══ EXERCISE DATA ══

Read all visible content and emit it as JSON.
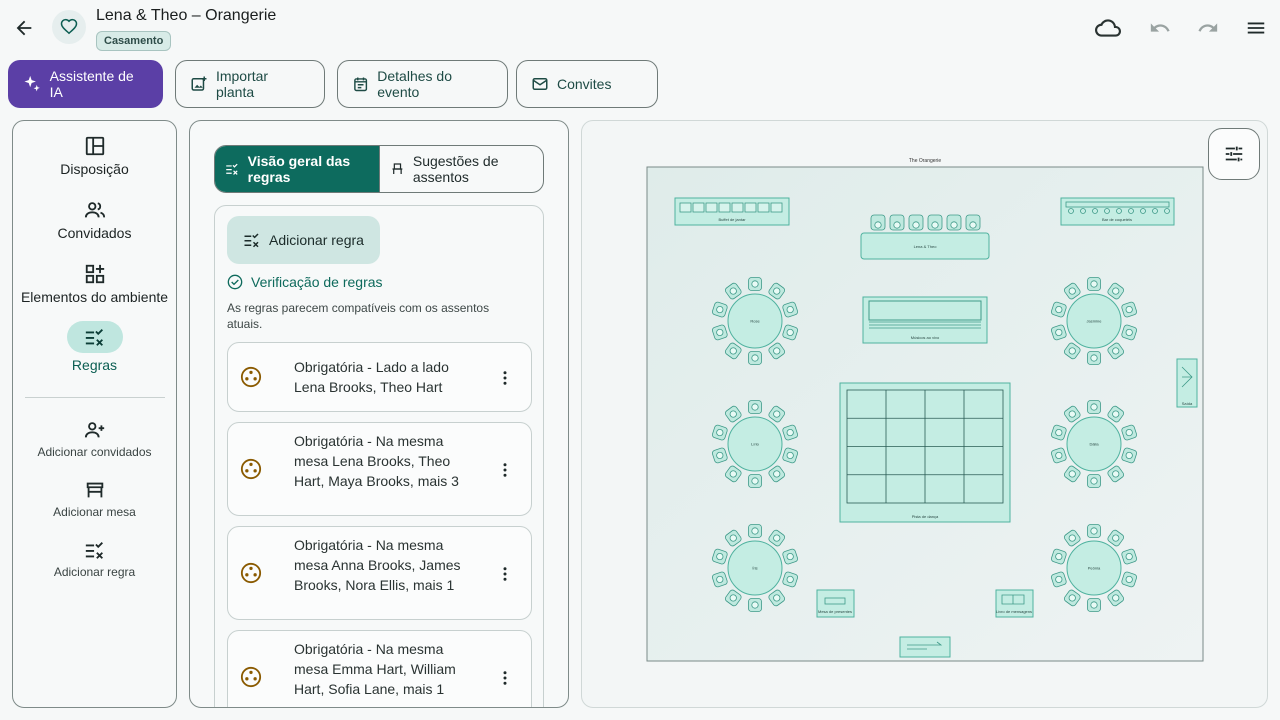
{
  "header": {
    "title": "Lena & Theo – Orangerie",
    "badge": "Casamento"
  },
  "actions": {
    "ai": "Assistente de IA",
    "import": "Importar planta",
    "details": "Detalhes do evento",
    "invites": "Convites"
  },
  "nav": {
    "items": [
      {
        "label": "Disposição"
      },
      {
        "label": "Convidados"
      },
      {
        "label": "Elementos do ambiente"
      },
      {
        "label": "Regras"
      }
    ],
    "quick": [
      {
        "label": "Adicionar convidados"
      },
      {
        "label": "Adicionar mesa"
      },
      {
        "label": "Adicionar regra"
      }
    ]
  },
  "rules_panel": {
    "tab_overview": "Visão geral das regras",
    "tab_suggestions": "Sugestões de assentos",
    "add_rule": "Adicionar regra",
    "check_title": "Verificação de regras",
    "check_desc": "As regras parecem compatíveis com os assentos atuais.",
    "rules": [
      {
        "text": "Obrigatória - Lado a lado\nLena Brooks, Theo Hart"
      },
      {
        "text": "Obrigatória - Na mesma mesa\nLena Brooks, Theo Hart, Maya Brooks, mais 3"
      },
      {
        "text": "Obrigatória - Na mesma mesa\nAnna Brooks, James Brooks, Nora Ellis, mais 1"
      },
      {
        "text": "Obrigatória - Na mesma mesa\nEmma Hart, William Hart, Sofia Lane, mais 1"
      }
    ]
  },
  "floorplan": {
    "venue": "The Orangerie",
    "labels": {
      "buffet": "Buffet de jantar",
      "head": "Lena & Theo",
      "cocktail": "Bar de coquetéis",
      "music": "Músicos ao vivo",
      "dance": "Pista de dança",
      "exit": "Saída",
      "gift": "Mesa de presentes",
      "guestbook": "Livro de mensagens"
    },
    "tables": [
      {
        "name": "Rose"
      },
      {
        "name": "Jasmine"
      },
      {
        "name": "Lírio"
      },
      {
        "name": "Dália"
      },
      {
        "name": "Íris"
      },
      {
        "name": "Peônia"
      }
    ]
  },
  "colors": {
    "accent": "#0d6b5e",
    "ai": "#5b3fa6",
    "element_fill": "#c4ede3",
    "element_stroke": "#4fb29f"
  }
}
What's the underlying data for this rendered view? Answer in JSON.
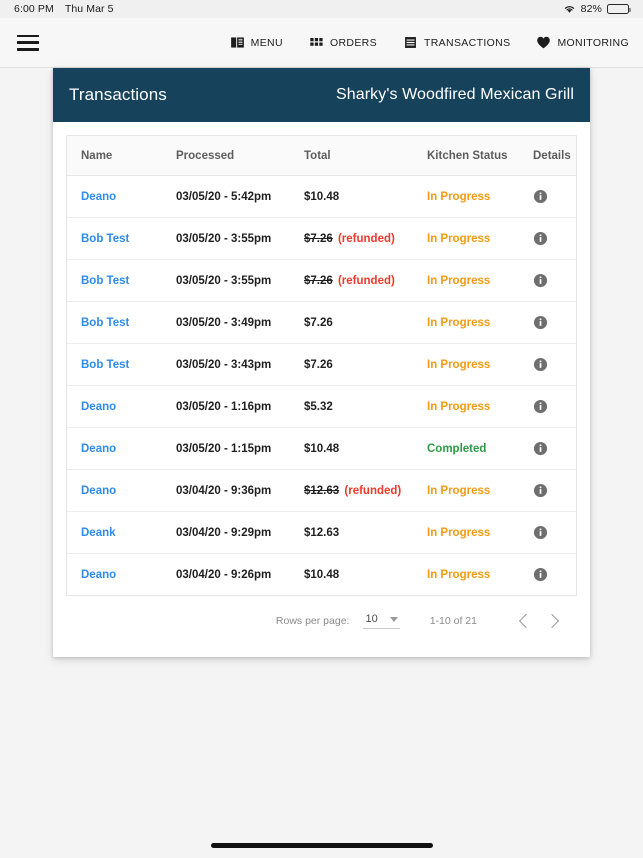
{
  "status_bar": {
    "time": "6:00 PM",
    "date": "Thu Mar 5",
    "wifi_icon": "wifi-icon",
    "battery_percent": "82%",
    "battery_level": 82,
    "battery_icon": "battery-icon"
  },
  "topnav": {
    "menu_toggle_icon": "hamburger-menu-icon",
    "items": [
      {
        "label": "MENU",
        "icon": "book-icon"
      },
      {
        "label": "ORDERS",
        "icon": "grid-apps-icon"
      },
      {
        "label": "TRANSACTIONS",
        "icon": "list-rows-icon"
      },
      {
        "label": "MONITORING",
        "icon": "heart-icon"
      }
    ]
  },
  "card": {
    "title": "Transactions",
    "restaurant": "Sharky's Woodfired Mexican Grill",
    "header_color": "#16425c"
  },
  "table": {
    "columns": [
      "Name",
      "Processed",
      "Total",
      "Kitchen Status",
      "Details"
    ],
    "details_icon": "info-icon",
    "rows": [
      {
        "name": "Deano",
        "processed": "03/05/20 - 5:42pm",
        "total": "$10.48",
        "refunded": false,
        "refund_label": "",
        "status": "In Progress",
        "status_type": "in-progress"
      },
      {
        "name": "Bob Test",
        "processed": "03/05/20 - 3:55pm",
        "total": "$7.26",
        "refunded": true,
        "refund_label": "(refunded)",
        "status": "In Progress",
        "status_type": "in-progress"
      },
      {
        "name": "Bob Test",
        "processed": "03/05/20 - 3:55pm",
        "total": "$7.26",
        "refunded": true,
        "refund_label": "(refunded)",
        "status": "In Progress",
        "status_type": "in-progress"
      },
      {
        "name": "Bob Test",
        "processed": "03/05/20 - 3:49pm",
        "total": "$7.26",
        "refunded": false,
        "refund_label": "",
        "status": "In Progress",
        "status_type": "in-progress"
      },
      {
        "name": "Bob Test",
        "processed": "03/05/20 - 3:43pm",
        "total": "$7.26",
        "refunded": false,
        "refund_label": "",
        "status": "In Progress",
        "status_type": "in-progress"
      },
      {
        "name": "Deano",
        "processed": "03/05/20 - 1:16pm",
        "total": "$5.32",
        "refunded": false,
        "refund_label": "",
        "status": "In Progress",
        "status_type": "in-progress"
      },
      {
        "name": "Deano",
        "processed": "03/05/20 - 1:15pm",
        "total": "$10.48",
        "refunded": false,
        "refund_label": "",
        "status": "Completed",
        "status_type": "completed"
      },
      {
        "name": "Deano",
        "processed": "03/04/20 - 9:36pm",
        "total": "$12.63",
        "refunded": true,
        "refund_label": "(refunded)",
        "status": "In Progress",
        "status_type": "in-progress"
      },
      {
        "name": "Deank",
        "processed": "03/04/20 - 9:29pm",
        "total": "$12.63",
        "refunded": false,
        "refund_label": "",
        "status": "In Progress",
        "status_type": "in-progress"
      },
      {
        "name": "Deano",
        "processed": "03/04/20 - 9:26pm",
        "total": "$10.48",
        "refunded": false,
        "refund_label": "",
        "status": "In Progress",
        "status_type": "in-progress"
      }
    ]
  },
  "pagination": {
    "rows_per_page_label": "Rows per page:",
    "rows_per_page_value": "10",
    "range_label": "1-10 of 21",
    "prev_icon": "chevron-left-icon",
    "next_icon": "chevron-right-icon"
  },
  "colors": {
    "link": "#2d8ceb",
    "in_progress": "#f59a11",
    "completed": "#2e9b45",
    "refunded": "#f0392b",
    "header_bg": "#16425c",
    "page_bg": "#f4f4f4"
  }
}
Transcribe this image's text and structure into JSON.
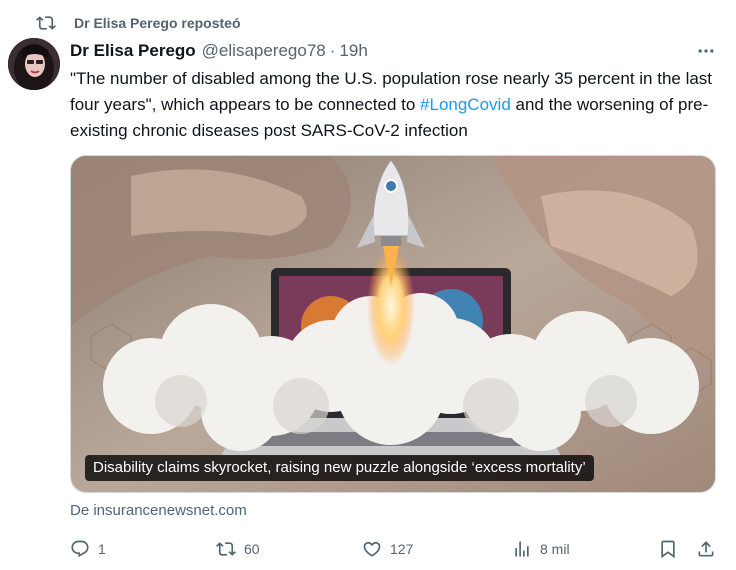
{
  "repost": {
    "label": "Dr Elisa Perego reposteó",
    "icon": "repost-icon"
  },
  "author": {
    "name": "Dr Elisa Perego",
    "handle": "@elisaperego78",
    "separator": "·",
    "time": "19h"
  },
  "tweet": {
    "text_before": "\"The number of disabled among the U.S. population rose nearly 35 percent in the last four years\", which appears to be connected to ",
    "hashtag": "#LongCovid",
    "text_after": " and the worsening of pre-existing chronic diseases post SARS-CoV-2 infection"
  },
  "card": {
    "caption": "Disability claims skyrocket, raising new puzzle alongside ‘excess mortality’"
  },
  "source": "De insurancenewsnet.com",
  "actions": {
    "reply_count": "1",
    "repost_count": "60",
    "like_count": "127",
    "views_count": "8 mil"
  },
  "colors": {
    "link": "#1d9bf0",
    "muted": "#536471",
    "text": "#0f1419"
  }
}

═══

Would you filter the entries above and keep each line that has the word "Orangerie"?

    "title": "Lena & Theo – Orangerie",
    "venue": "The Orangerie",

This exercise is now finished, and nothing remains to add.